Home / Blogs / The VAT man cometh

The VAT man cometh

So farewell to the little good you bear me.
Farewell! a long farewell, to all my greatness!

Well, I suppose it could have been worse.

Maybe that was the point. Tell people it’s going to be absolutely dreadful then when you only make it half as dreadful, they may not hate you as much as they might have done.

Or maybe, we are all grown up enough to recognize that the deficit needed to be taken down somehow and that it was always going to be painful. I mean we’ve all suspected something like this would be coming (see my earlier blog);

The VAT thing will be nasty but maybe it will mean businesses get really busy in November and December as people rush to get big ticket items through before the deadline. And maybe it will mean that people just put off buying those big ticket items indefinitely. And at the very least it will, apparently, bring in £13bn which would otherwise have been gained through tax cuts.

Of course one of the things that this Budget shows is, once again, that the legitimate calls to pay attention to the construction industry have fallen on deaf ears. Again.

Thank goodness the boy George has decided that there has been enough capital spending cuts for now (although projects are going to be assessed for their worthiness later in the year). But it’s still disappointing to see that little has been done to boost a low carbon economy at ground level.

I mean the Tories have been fans of the localism agenda and against top-down management , so it’s a shame they haven’t done something which could make a real grass-roots difference.

Even if they weren’t going to touch VAT on RMI labour element, surely it would make sense to throw a little in the way of energy-performance enhancing work. By which I mean that I pay 5% VAT on my gas and electricity bills, but if I want to pay someone to install something which will help me to reduce that consumption then I will pay 20% VAT on it.

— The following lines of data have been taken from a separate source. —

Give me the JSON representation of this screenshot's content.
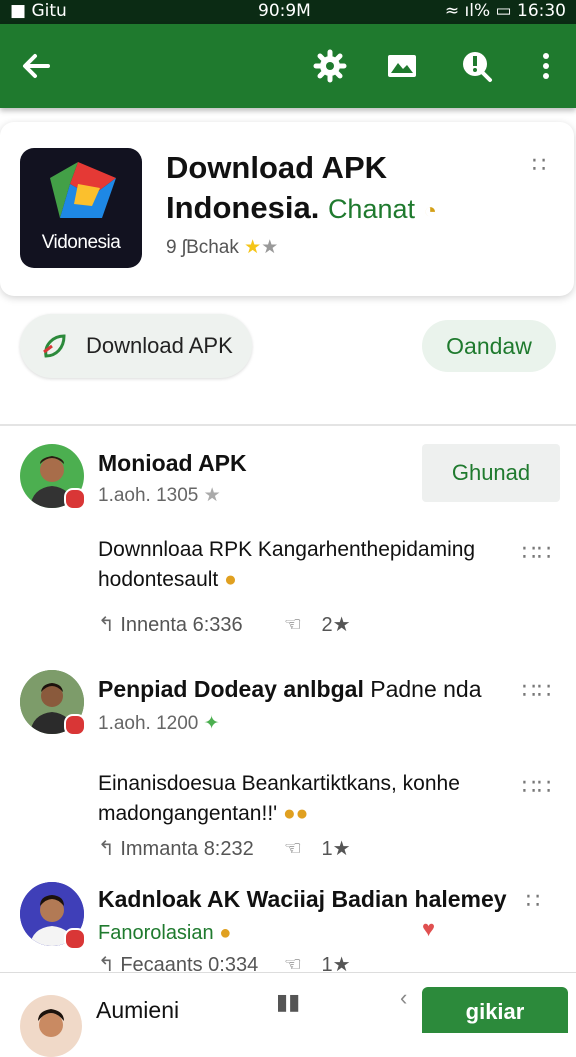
{
  "status_bar": {
    "left": "Gitu",
    "time_center": "90:9M",
    "signal": "ıl%",
    "clock": "16:30"
  },
  "app_bar": {
    "icons": [
      "back-arrow-icon",
      "gear-icon",
      "image-icon",
      "search-alert-icon",
      "more-vert-icon"
    ]
  },
  "app_card": {
    "logo_label": "Vidonesia",
    "title_line1": "Download APK",
    "title_line2": "Indonesia.",
    "title_suffix": "Chanat",
    "rating_text": "9 ʃBchak"
  },
  "actions": {
    "primary_label": "Download APK",
    "secondary_label": "Oandaw"
  },
  "comments": [
    {
      "name": "Monioad APK",
      "meta": "1.aoh. 1305",
      "follow_label": "Ghunad",
      "text_line1": "Downnloaa RPK Kangarhenthepidaming",
      "text_line2": "hodontesault",
      "time": "Innenta 6:336",
      "likes": "2"
    },
    {
      "name": "Penpiad Dodeay anlbgal",
      "name_suffix": "Padne nda",
      "meta": "1.aoh. 1200",
      "text_line1": "Einanisdoesua Beankartiktkans, konhe",
      "text_line2": "madongangentan!!'",
      "time": "Immanta 8:232",
      "likes": "1"
    },
    {
      "name": "Kadnloak AK Waciiaj Badian halemey",
      "sub": "Fanorolasian",
      "time": "Fecaants 0:334",
      "likes": "1"
    }
  ],
  "bottom_bar": {
    "name": "Aumieni",
    "button_label": "gikiar"
  },
  "colors": {
    "primary": "#1f7a2e",
    "dark_status": "#0b2b14",
    "star": "#f5c518"
  }
}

So once again, something that the construction industry has lobbied long and hard for is being ignored. But maybe we can take comfort from the thought that there will be people out there who have decided to renovate or build an extension or whatever. If you have decided to spend fifty grand on an extension, are you really going to be bothered about the extra £1250 in VAT?

About Fiona Russell-Horne

Fiona Russell-Horne
Group Managing Editor across the BMJ portfolio.

Check Also

The power of three

When shall we three meet again? In thunder, lightning or in rain Eventually, all the …